▶ **Problem to solve**:
Where a line holds the word "time", copy it from the records.

(Component data from apps and pages)
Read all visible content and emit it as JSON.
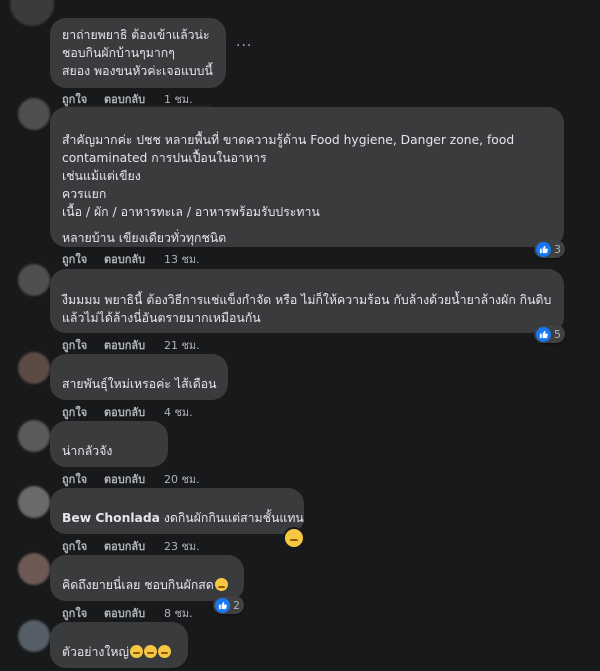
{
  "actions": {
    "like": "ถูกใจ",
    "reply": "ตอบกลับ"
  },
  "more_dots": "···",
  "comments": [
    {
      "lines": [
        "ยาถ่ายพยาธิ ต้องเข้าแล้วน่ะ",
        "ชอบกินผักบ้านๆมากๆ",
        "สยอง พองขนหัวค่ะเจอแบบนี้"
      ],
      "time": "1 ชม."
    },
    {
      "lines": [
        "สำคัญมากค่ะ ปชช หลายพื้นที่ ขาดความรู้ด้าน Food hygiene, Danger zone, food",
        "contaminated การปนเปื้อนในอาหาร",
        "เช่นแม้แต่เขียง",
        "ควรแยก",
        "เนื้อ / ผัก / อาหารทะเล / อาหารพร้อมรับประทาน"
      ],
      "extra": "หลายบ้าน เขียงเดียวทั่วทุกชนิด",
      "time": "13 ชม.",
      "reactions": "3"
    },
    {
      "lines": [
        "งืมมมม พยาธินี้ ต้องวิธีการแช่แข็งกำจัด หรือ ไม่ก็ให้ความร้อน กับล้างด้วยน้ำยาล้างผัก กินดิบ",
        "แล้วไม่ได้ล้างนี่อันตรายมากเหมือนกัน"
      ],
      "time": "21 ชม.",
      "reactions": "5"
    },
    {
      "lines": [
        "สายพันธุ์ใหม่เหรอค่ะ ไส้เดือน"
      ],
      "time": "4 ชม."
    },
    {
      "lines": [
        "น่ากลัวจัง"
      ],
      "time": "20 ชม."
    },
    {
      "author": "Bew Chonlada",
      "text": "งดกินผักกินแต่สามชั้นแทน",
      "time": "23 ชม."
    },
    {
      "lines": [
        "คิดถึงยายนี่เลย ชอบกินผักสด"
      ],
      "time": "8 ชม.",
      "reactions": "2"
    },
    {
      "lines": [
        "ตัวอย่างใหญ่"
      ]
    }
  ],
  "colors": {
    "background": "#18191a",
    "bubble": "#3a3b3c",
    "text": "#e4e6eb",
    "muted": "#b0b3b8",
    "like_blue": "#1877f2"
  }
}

▶ **Result**:
      "time": "1 ชม."
      "time": "13 ชม.",
      "time": "21 ชม.",
      "time": "4 ชม."
      "time": "20 ชม."
      "time": "23 ชม."
      "time": "8 ชม.",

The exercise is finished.